Hello! It’s been a while since I wrote a post; life has been busy I’m working on a better blog management system and I finally got a desktop! Hopefully more updates to come both here and on Seldom.Travel! Stay tuned for more updates.
Also, I must apologize for the lack of wrapping on this blog entry. This blog will be 11 years old next month, and I plan on updating the theme soon. Please bear with me.
Recently, I built a Gentoo system with an efistub (no bootloader) and ZFS natively-encrypted rootfs. It was great until I ran into a bug on kernels below 5.14 where the zfs system would get currupted. OpenZFS’s answer was “Update to 5.14” (apparently Gentoo’s stable was 5.10), and if I’m updating out of whatever is stable I’m going all the way and trying 5.15… which isn’t supported yet for ZFS. Result? I scrapped the whole thing and decided to just use btrfs!
This is heavily inspired by this post (shout out to William for putting that together) except I plan on using btrfs with zlib compression instead of ext4, I plan on having a module-free kernel, I want an encrypted swap partition, and we can no longer use eudev (because they’re retiring it). I also don’t want to use lvm, it’s just another layer of complexity that I don’t need, and I’ll be showing how to use dracut as well as genkernel depending on the route you wanted to go. We’ll be extracting the resulting initramfs, and building it into the kernel. (Read more)

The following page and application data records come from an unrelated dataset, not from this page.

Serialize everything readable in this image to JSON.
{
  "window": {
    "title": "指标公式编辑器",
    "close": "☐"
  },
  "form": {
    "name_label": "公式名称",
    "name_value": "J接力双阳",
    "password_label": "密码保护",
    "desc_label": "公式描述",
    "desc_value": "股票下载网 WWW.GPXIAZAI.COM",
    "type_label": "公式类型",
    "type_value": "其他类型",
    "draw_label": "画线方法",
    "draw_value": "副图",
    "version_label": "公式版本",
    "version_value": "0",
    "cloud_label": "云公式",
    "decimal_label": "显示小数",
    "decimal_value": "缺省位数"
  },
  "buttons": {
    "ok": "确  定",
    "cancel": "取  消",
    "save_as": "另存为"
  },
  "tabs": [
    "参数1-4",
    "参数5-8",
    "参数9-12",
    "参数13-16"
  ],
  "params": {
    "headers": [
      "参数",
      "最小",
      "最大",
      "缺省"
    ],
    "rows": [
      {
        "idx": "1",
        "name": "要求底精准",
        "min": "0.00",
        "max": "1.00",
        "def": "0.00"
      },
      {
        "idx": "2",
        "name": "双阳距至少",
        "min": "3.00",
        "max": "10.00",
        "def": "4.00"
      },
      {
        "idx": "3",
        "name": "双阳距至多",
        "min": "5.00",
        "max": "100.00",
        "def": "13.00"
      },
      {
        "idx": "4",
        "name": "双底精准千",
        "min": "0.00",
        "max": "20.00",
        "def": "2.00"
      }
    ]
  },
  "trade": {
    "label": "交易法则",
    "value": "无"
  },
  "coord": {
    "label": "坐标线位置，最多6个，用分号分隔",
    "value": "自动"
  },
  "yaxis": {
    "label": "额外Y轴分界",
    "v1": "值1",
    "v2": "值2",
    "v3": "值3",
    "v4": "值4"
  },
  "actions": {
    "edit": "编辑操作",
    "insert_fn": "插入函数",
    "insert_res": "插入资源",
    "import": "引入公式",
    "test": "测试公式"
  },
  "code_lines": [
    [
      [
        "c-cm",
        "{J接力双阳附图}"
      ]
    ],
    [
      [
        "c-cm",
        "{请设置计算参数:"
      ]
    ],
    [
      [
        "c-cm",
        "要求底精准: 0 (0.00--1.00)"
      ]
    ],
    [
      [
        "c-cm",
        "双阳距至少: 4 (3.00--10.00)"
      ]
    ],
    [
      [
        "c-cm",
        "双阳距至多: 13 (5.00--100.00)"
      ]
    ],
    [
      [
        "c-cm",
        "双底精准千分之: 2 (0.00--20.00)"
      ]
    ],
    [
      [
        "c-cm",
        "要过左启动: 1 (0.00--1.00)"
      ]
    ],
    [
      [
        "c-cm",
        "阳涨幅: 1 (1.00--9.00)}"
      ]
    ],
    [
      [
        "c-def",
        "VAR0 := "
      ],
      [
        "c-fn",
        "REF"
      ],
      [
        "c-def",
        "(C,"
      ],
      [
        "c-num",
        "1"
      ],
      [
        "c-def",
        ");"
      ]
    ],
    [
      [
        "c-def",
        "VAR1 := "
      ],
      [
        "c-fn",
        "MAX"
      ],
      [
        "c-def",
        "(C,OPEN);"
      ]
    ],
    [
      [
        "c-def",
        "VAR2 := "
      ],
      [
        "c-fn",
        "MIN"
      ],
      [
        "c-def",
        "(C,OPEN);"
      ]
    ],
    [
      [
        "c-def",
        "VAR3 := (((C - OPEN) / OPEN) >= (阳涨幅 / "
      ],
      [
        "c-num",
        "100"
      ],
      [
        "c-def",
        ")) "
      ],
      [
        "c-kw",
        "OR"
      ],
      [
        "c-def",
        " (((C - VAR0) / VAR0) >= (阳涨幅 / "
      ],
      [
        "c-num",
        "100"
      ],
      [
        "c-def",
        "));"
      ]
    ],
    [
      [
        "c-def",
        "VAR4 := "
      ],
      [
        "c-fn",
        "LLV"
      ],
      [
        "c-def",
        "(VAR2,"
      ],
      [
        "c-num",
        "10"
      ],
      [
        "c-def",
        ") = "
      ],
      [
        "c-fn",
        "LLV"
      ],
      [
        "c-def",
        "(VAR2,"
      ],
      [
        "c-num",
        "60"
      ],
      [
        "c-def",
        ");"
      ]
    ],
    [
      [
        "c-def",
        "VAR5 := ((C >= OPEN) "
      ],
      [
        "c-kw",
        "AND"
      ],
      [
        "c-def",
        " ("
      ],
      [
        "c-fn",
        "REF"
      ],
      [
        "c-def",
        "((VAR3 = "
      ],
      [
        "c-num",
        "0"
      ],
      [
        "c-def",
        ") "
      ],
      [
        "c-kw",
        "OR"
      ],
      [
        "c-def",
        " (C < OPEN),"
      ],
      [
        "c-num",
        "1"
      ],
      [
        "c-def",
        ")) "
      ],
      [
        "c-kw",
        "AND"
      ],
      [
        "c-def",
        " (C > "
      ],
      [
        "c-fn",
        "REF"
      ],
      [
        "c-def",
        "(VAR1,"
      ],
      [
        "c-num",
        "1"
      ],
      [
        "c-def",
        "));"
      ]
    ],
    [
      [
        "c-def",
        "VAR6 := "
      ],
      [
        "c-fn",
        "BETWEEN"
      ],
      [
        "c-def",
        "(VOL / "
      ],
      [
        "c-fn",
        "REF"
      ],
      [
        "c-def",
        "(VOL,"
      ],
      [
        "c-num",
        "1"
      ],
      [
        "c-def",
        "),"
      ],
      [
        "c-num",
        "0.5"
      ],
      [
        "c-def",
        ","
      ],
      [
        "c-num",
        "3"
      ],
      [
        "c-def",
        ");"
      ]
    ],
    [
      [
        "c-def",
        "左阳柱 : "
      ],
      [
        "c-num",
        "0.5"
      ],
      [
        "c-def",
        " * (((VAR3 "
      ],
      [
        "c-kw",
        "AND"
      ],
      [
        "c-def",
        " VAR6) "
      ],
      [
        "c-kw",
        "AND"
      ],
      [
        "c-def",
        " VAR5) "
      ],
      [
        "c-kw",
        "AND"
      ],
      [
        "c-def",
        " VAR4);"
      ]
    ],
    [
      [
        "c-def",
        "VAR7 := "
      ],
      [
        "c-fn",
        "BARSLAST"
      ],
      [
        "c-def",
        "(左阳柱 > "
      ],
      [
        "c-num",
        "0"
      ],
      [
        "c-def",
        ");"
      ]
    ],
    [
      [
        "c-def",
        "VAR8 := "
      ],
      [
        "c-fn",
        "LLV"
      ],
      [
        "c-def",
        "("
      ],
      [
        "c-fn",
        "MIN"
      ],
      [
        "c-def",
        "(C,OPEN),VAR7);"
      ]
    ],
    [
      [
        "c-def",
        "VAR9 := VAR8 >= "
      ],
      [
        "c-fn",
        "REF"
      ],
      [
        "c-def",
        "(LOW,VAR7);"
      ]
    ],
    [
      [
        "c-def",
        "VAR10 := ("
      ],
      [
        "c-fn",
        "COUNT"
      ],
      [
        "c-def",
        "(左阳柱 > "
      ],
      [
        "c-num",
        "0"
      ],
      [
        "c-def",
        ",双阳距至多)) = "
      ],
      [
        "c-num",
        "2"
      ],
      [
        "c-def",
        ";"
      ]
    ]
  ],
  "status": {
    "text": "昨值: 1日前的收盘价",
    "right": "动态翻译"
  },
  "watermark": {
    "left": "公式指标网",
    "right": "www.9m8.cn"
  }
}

Up until very recently, I was having smartmontools (and other cron processes such as backups) email me when a hard drive was failing. For some reason my already-finicky mail-forwarding setup ended up failing and I couldn’t get it to consistently send again, so I thought to myself: What other ways can I have my server notify me in an obvious way? The answer was Push Notifications!
Now, I wouldn’t attest to knowing the details behind post-notifications; my quest was for a quick and easy solution for Android: Simplepush.io.
Pros of Simplepush:
- Super easy to set up
- “Just works”
- Supports end-to-end encryption
- Works for android
Doesn’t seem to work for iOS (works for iOS now)
- Isn’t a self-hosted solution, if that matters to you.
I did find a free solution that would also work with iOS using Telegram, and maybe I’ll do that if simplepush.io ever disappears: Telegram API: Send Message – Personal Notification Bot
Anyway, let’s get into how I did this! (Read more)
This is a simple schema on how I configure backups over SSH between my various servers. The howto on this stuff can be found all over the web, I’m mostly consolidating it here for my own records, in case I want to do it again later. Big thanks to a few guides on helping me put this together, if you’d like some further reading:
All devices in question run Gentoo, but this should work on anything with rsnapshot and openssh. (Read more)
It’s been a very long time since I’ve updated this blog. For a while I’ve kept a separate one, AJfox.us, but the home server I’ve been using to host it failed about a year ago. I will be getting AJfox back up and running at some point, or I’ll port the posts to this site, I haven’t decided yet.
Anyway, this topic is about how to configure dynamic DNS with Cloudflare, using DNS-O-Matic and ddclient.
Reason for this post
There were plenty of guides on getting Dynamic DNS up and running with cloudflare, and one or two with DNS-O-Matic, but absolutely none for multiple domains. If you’ve found this guide by a google search, I’m assuming you already know at least what Dynamic DNS and Cloudflare are, if not you can check out the basics here: Replacing DynDNS with CloudFlare DDNS
I was trying to set up an easy way to set the DNS for multiple domains (e.g. ianozi.com and ajfox.us), which doesn’t seem to be covered anywhere online.
What is DNS-O-Matic?
To answer this question, let me quote someone who explains it better than I:
DNS-O-Matic is a service from OpenDNS for distributing dynamic DNS updates to supported authoritative DNS services. Cloudflare is one of the supported services.
Source: Using DNS-O-Matic dynamic DNS updates with Cloudflare
And what is ddclient?
ddclient is a daemon that periodically updates your DNS information to a Dynamic DNS service. I’ve seen plenty of guides where people have been trying to get it working with Cloudflare, but it apparently requires patching the standard version to get it working correctly, I wasn’t able to.
Instead, I set up ddclient to sync with DNS-O-Matic, and then set DNS-O-Matic to sync with Cloudflare.
With that out of the way, let’s get down to business! (Read more)